Provincial guidelines apply to most sites, however some areas fall in first nations territory where requirements are slightly different. For these sites buffer zones may be measured in tree lengths rather than meters, considerations are also made for artefacts related to first nations’ heritage such as culturally modified trees (Figure 5).
Figure 5: Culturally modified Western red cedar
GIS and Mapping
As part of their GIS and mapping process Strategic make use of Apple iPad tablets with the Avenza PDF Maps app installed. Using georeferenced PDF maps on these devices allows the iPad’s GPS sensor to position the users location on detailed site plans created using GIS packages. The Avenza PDF Maps app provides users with a range of tools including the ability to measure distances and areas, find bearings between points, add point or line features and annotate, shade and draw.
The PDF maps app can be utilized on the majority of GPS-enabled tablet or smart phone devices. The app can be downloaded from both Apple and Android app stores and a BETA vesion is now available for users of Windows 8 or Windows Phone 8. A few benefits of using the Apple hardware include the familiarity of iOS, availability of aftermarket accessories including Lifeproof cases which Strategic use to ruggedise and waterproof the tablets, the AirDrop function in iOS allows users to quickly share content when working in the bush without the need for internet access.
One limitation of this technology is the accuracy of the GPS sensors used.

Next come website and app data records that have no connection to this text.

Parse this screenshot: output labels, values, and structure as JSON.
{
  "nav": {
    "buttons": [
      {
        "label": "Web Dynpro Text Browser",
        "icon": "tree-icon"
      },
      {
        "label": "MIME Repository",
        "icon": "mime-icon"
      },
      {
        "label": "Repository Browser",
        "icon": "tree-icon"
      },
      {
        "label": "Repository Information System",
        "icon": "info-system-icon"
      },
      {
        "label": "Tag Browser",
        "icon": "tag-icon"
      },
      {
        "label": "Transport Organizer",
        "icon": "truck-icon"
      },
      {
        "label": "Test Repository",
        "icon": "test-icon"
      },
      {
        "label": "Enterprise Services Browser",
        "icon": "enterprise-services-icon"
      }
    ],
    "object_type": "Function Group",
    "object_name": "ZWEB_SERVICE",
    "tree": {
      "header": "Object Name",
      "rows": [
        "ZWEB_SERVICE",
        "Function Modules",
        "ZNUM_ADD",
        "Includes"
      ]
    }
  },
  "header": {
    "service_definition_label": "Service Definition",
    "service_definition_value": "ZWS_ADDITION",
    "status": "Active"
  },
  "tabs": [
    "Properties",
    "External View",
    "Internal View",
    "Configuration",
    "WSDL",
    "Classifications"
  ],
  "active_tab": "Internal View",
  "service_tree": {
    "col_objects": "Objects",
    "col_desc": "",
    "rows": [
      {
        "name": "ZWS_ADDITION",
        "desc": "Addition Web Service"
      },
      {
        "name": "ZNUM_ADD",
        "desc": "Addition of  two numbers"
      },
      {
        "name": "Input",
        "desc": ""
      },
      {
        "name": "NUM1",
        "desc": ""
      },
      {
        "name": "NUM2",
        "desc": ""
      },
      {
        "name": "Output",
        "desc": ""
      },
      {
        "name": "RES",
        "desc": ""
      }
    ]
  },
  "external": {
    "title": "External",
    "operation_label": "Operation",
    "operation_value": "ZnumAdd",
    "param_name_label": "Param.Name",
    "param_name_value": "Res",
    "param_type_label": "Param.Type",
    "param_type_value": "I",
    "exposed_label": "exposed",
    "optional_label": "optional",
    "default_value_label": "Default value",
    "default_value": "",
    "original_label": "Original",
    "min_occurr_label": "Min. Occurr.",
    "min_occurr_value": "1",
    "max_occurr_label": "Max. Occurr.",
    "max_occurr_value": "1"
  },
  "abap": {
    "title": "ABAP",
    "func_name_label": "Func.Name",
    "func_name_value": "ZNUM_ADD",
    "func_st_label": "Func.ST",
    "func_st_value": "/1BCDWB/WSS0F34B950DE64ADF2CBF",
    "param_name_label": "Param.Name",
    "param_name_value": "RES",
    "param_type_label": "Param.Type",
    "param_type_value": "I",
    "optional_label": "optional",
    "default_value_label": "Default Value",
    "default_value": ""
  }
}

When working in an open area without any overhead obstacles the tablets are able to connect to an adequate number of satellites, denser forest canopies can impact the number of connections which reduces the accuracy of the GPS sensor. This is not a major issue as the tablets are primarily meant to be used as a reference tool, for mapping and planning requirements are higher, Trimble units are used to collect data with greater accuracy, these make use of subscription based satellite connections allowing a greater number of potential connections than the iPads which only connect to open access satellites. The other limitation of the tablet hardware is the battery life, when using GPS the built in battery is typically capable of 5-7 hours use which is typically plenty for a day’s field work. For shifts spanning several days tablets will need to be charged overnight.
Leech, S., A. Wiensczyk, and J. Turner. (2009) Ecosystem management: A practitioners’ guide. BC Journal of Ecosystems and Management 10(2):1–12. Available at: www.forrex.org/publications/jem/ISS51/vol10_no2_art1.pdf (Accessed: 17.07.15)
McAfee, B. and Malouin, C. (2008) Implementing Ecosystem-based Management Approaches in Canada’s Forests. Natural resources Canada, Canadian Forest Service, Science and Programs Branch, Ottawa, ON.
Pirot, J.Y., P.J. Meynell, and D. Elder (editors). (2000) Ecosystem management: Lessons from around the world – A guide for development and conservation practitioners. IUCN, Gland, Switzerland and Cambridge, UK. Available at: data.iucn.org/dbtw-wpd/edocs/2000-051.pdf (Accessed: 17.07.15).